At around 10:30 p.m., the crowd gathered at Nas’ stage, which was decorated with props made to mirror his native Queensbridge, New York, housing project. There was a backdrop with buildings, a real lamppost, project benches and a gate that stood as the entrance. It was 17 years ago that Nasir Jones dropped his highly regarded debut, Illmatic, and on Saturday night he maneuvered through the 10-track masterpiece starting with its opener, “Genesis.” With DJ Premier backing him, Nas rapped the words to “N.Y. State of Mind” and “It Ain’t Hard to Tell” with a ferocity that recalled the young MC in 1994.

Nas did, at times, depart from the Illmatic theme, treating his day-one fans to something special. First, he brought out MC Serch to perform their 1992 underground banger “Back to the Grill.” Next up, he invited Joe Fatal, Akinyele and Large Professor to do “Live at the Barbeque,” the 1991 song that gave Nas his rap debut.

From there, it was a full-on party as the Braveheart MC did his new single “Nasty,” invited Lauryn back out for their collabo “If I Ruled the World” and closed with the hyped-up “Made Ya Look.”

Before he left closed out the night, Nas shouted, “I love you New York City,” and it was apparent that NYC loves him back.

Did you catch the Rock the Bells tour this year? Tell us your thoughts!
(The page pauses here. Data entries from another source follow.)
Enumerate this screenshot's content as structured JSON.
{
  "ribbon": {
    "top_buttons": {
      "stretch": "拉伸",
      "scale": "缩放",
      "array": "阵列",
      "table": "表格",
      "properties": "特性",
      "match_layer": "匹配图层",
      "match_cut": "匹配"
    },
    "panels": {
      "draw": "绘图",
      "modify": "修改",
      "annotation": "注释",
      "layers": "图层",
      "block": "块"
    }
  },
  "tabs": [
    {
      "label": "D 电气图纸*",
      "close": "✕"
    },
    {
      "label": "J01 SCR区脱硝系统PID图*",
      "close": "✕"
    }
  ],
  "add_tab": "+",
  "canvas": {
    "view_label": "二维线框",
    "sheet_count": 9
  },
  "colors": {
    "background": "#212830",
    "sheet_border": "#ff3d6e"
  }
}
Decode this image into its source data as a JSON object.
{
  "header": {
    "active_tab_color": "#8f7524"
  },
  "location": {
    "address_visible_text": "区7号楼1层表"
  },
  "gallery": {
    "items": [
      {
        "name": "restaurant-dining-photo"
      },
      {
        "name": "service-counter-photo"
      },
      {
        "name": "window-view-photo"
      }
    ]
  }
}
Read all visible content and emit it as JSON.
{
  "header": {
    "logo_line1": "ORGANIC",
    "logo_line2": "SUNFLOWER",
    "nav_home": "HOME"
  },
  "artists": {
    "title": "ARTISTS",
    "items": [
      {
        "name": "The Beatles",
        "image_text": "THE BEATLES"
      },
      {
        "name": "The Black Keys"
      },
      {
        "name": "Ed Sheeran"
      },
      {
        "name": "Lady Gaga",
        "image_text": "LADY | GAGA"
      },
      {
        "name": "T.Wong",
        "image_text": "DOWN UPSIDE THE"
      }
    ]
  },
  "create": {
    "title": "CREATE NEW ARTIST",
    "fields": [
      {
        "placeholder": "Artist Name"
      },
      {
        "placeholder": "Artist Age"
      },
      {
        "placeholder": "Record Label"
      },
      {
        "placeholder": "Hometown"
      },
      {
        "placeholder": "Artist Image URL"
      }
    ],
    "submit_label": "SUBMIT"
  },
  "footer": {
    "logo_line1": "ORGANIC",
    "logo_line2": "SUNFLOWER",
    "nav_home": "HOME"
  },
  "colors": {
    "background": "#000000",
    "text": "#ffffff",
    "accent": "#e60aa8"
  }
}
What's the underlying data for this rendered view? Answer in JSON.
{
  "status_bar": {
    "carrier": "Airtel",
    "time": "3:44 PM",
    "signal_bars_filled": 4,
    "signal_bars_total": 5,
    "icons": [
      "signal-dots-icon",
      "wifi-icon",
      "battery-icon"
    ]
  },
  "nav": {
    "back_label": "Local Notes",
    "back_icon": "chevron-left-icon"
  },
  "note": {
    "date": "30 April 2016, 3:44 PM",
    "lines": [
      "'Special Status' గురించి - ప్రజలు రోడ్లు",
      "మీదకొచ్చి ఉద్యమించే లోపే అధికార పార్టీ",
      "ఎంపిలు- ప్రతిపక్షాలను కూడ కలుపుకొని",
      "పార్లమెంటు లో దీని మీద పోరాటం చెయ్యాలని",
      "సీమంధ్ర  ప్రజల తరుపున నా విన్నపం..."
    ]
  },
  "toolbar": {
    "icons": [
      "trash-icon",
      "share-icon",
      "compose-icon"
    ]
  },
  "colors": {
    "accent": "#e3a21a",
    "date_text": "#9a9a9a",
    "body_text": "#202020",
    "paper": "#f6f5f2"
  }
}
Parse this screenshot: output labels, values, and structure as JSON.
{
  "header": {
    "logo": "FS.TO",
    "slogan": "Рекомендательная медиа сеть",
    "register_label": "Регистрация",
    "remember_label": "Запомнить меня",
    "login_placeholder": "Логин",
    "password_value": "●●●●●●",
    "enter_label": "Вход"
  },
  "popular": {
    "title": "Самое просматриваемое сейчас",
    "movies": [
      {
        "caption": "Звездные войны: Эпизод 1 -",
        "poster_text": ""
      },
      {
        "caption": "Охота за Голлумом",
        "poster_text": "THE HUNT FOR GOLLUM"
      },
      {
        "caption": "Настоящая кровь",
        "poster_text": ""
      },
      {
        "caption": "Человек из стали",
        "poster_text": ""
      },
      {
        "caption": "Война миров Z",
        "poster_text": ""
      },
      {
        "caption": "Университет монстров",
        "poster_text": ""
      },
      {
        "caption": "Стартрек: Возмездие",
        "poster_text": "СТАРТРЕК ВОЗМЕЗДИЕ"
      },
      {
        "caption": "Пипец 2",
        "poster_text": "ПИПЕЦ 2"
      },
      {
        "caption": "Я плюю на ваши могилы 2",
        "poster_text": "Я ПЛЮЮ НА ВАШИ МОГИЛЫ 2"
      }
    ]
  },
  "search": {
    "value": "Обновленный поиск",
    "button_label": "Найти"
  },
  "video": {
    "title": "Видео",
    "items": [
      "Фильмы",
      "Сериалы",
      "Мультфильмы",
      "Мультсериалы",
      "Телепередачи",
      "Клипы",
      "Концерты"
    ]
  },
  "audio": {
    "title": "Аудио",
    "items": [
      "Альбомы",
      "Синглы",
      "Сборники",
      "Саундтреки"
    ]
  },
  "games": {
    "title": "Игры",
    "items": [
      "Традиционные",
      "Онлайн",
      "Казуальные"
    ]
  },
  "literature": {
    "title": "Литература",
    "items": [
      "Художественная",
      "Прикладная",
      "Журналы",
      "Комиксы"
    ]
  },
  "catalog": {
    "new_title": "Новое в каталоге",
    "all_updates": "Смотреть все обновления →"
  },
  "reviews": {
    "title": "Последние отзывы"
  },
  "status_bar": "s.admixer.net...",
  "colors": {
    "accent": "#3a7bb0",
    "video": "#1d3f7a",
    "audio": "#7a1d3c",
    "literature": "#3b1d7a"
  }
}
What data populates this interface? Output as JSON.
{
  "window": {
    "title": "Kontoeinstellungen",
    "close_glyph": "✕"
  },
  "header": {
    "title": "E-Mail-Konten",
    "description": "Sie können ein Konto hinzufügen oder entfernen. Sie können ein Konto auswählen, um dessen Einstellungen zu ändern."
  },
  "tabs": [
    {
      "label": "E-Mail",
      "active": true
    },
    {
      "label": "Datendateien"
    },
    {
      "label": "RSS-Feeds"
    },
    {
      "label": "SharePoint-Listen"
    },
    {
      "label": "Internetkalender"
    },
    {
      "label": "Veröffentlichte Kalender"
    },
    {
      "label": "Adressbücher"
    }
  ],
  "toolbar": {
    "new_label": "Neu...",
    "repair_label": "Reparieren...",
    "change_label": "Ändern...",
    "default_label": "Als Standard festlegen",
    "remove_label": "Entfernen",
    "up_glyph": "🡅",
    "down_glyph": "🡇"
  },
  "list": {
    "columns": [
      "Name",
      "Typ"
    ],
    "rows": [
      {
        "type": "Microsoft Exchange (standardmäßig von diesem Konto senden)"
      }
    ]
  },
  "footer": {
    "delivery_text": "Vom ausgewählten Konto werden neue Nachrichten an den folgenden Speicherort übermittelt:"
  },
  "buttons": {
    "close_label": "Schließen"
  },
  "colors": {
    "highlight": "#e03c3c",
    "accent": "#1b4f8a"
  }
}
Mentally been many places, but I'm Brooklyn's own. Hip-hop gives me life!
@RobMarkman